"I'm going to go back to my family and start my life over," he said.

Associated Press writer Jacques Billeaud contributed to this report in Phoenix.
Filed under: Nation, Crime
Copyright 2009 The Associated Press.

tranniversary119
17-12-09, 00:53
75 freaking dollars for 28 years? Are you kidding me? That's so ridiculous :rolleyes: Oh after skimming through it I saw the 50,000$ part

If the judge exonerates Gates as expected, he will likely be entitled to compensation for the time spent in prison. As a former federal prisoner, he may be entitled to compensation under federal law, which provides $50,000 per year of incarceration. The District of Columbia has its own compensation statute, which leaves the amount up to the court.
They better freaking give him more money!

Ikas90
17-12-09, 00:57
This kind of stuff depresses me.

No amount of money can make up for the time that he had to serve.

Paddy
17-12-09, 00:58
28 years is a ****ing long time to be in pris when you were innocent.

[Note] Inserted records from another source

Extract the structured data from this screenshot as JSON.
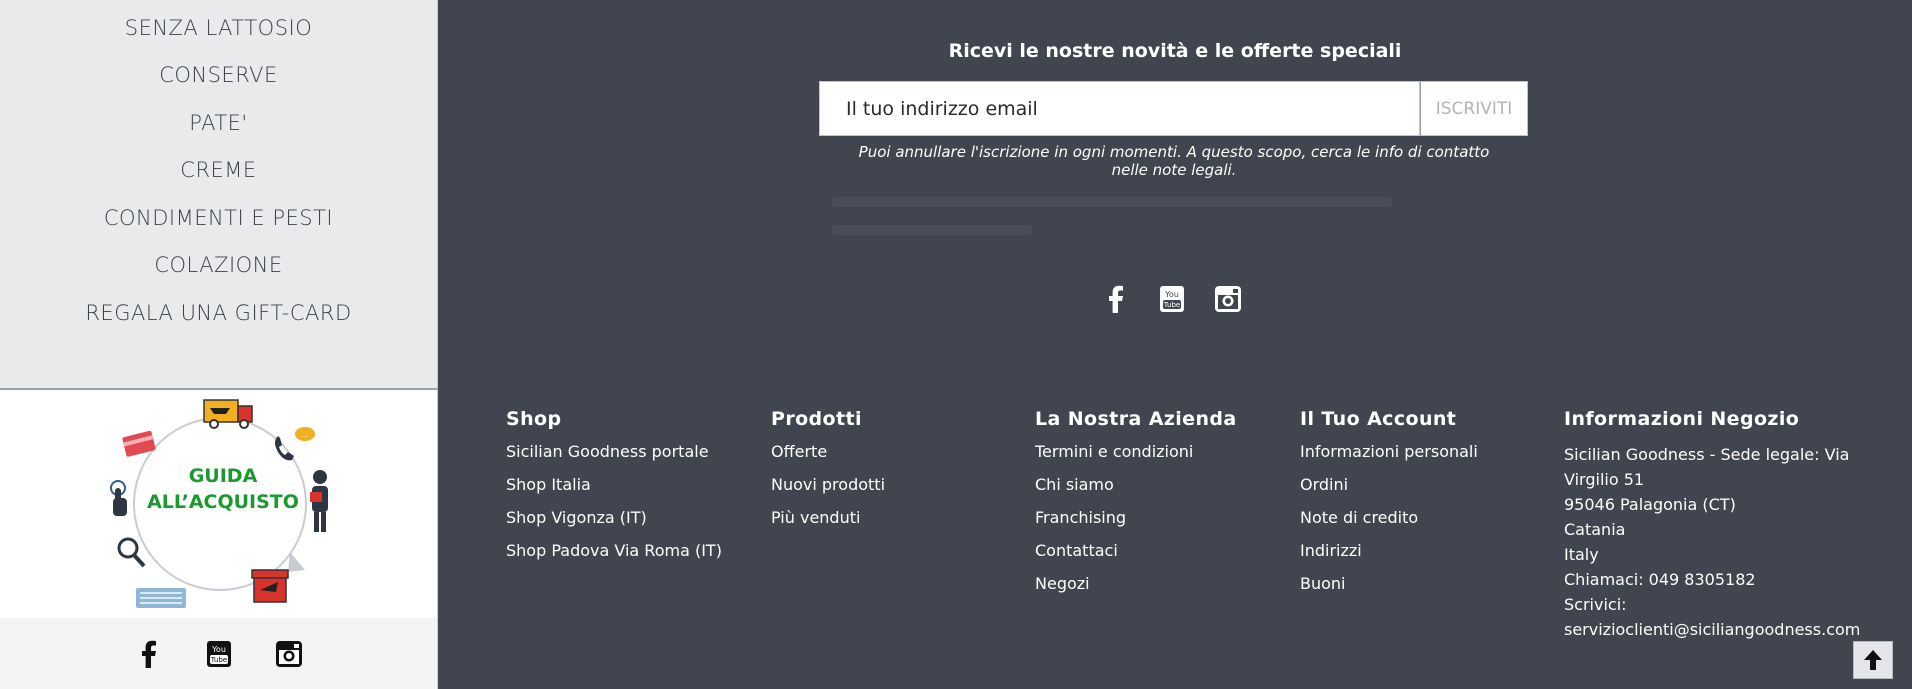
{
  "sidebar": {
    "categories": [
      {
        "label": "SENZA LATTOSIO"
      },
      {
        "label": "CONSERVE"
      },
      {
        "label": "PATE'"
      },
      {
        "label": "CREME"
      },
      {
        "label": "CONDIMENTI E PESTI"
      },
      {
        "label": "COLAZIONE"
      },
      {
        "label": "REGALA UNA GIFT-CARD"
      }
    ],
    "guide_banner": {
      "line1": "GUIDA",
      "line2": "ALL’ACQUISTO"
    },
    "social_icons": [
      "facebook-icon",
      "youtube-icon",
      "instagram-icon"
    ]
  },
  "newsletter": {
    "title": "Ricevi le nostre novità e le offerte speciali",
    "email_placeholder": "Il tuo indirizzo email",
    "subscribe_label": "ISCRIVITI",
    "note": "Puoi annullare l'iscrizione in ogni momenti. A questo scopo, cerca le info di contatto nelle note legali."
  },
  "social_icons": [
    "facebook-icon",
    "youtube-icon",
    "instagram-icon"
  ],
  "footer": {
    "shop": {
      "title": "Shop",
      "links": [
        "Sicilian Goodness portale",
        "Shop Italia",
        "Shop Vigonza (IT)",
        "Shop Padova Via Roma (IT)"
      ]
    },
    "prodotti": {
      "title": "Prodotti",
      "links": [
        "Offerte",
        "Nuovi prodotti",
        "Più venduti"
      ]
    },
    "azienda": {
      "title": "La Nostra Azienda",
      "links": [
        "Termini e condizioni",
        "Chi siamo",
        "Franchising",
        "Contattaci",
        "Negozi"
      ]
    },
    "account": {
      "title": "Il Tuo Account",
      "links": [
        "Informazioni personali",
        "Ordini",
        "Note di credito",
        "Indirizzi",
        "Buoni"
      ]
    },
    "store": {
      "title": "Informazioni Negozio",
      "lines": [
        "Sicilian Goodness - Sede legale: Via",
        "Virgilio 51",
        "95046 Palagonia (CT)",
        "Catania",
        "Italy",
        "Chiamaci: 049 8305182",
        "Scrivici:",
        "servizioclienti@siciliangoodness.com"
      ]
    }
  },
  "colors": {
    "footer_bg": "#40454f",
    "sidebar_bg": "#e9eaec",
    "guide_text": "#1a9a2f",
    "accent_red": "#d9342b",
    "accent_yellow": "#f2b01e"
  }
}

jjbennett
17-12-09, 01:00
It is my personal thought that the death penalty should be reserved for cases of extreme violence or sexual abuse where there is no doubt what so ever who committed the crime.

I can't help but feel sorry for the guy, 28 years of his life gone, i just hope that he can build a new one and enjoy whats left of it poor chap.

Paddy
17-12-09, 01:02
I agree death penalty should only be used as an option where they have absolute 100% proof of the person who did the sickening crime.
But on the flip side they couldve employed that on this guy and he wouldve been killed for something he didnt do.

freeze10108
17-12-09, 01:07
I've heard all the arguments before - too many appeals, it takes too long to carry out a sentence, we don't want to pay to house convicts, it deters crime.
So tell me one more time -- concisely,---- why this man should have been put to death.


I don't think that he should have been sentenced to be put to death. I do support the death penalty, but only when the crime committed was especially heinous and there is concrete, irrefutable evidence that this person standing accused committed the crime, no ifs ands or buts about it.

If they admitted to it, the death penalty is still on the table, and they committed a grossly horrible crime (like the murder of a family and the rape of the children) then I believe that they deserve the death penalty.

If there is no concrete evidence, the prosecutors had damn well better make sure that some sort of DNA testing is done to ensure the convicted truly was guilty.

peeves
17-12-09, 01:10
28 years in the slammer for a crime he didn't commit? Why was he plead guilty in the first place for something he didn't do? the death penalty should be forbidden everywhere in the US and Europe.

da tomb raider!
17-12-09, 01:18
I feel sorry for the guy. It must be horrible to serve any amount of time in jail when innocent, let alone 28 years. Still, he seems optimistic about things right now, so hopefully he'll be able to make the best out of the rest of his life.

And regarding the death penalty, I agree that it probably shouldn't have been used 28 years ago. Of course, forensic techniques have improved a heck of a lot over the last 28 years, so I don't think that they should be abolished today. They should, however, only be used in the most severe of crimes (murder without a good reason, and multiple rapes, namely), and of course the suspect in question should have a lot of evidence against them.

Ward Dragon
17-12-09, 01:46
The previous death penalty thread is only a few weeks old:

http://www.tombraiderforums.com/showthread.php?t=161258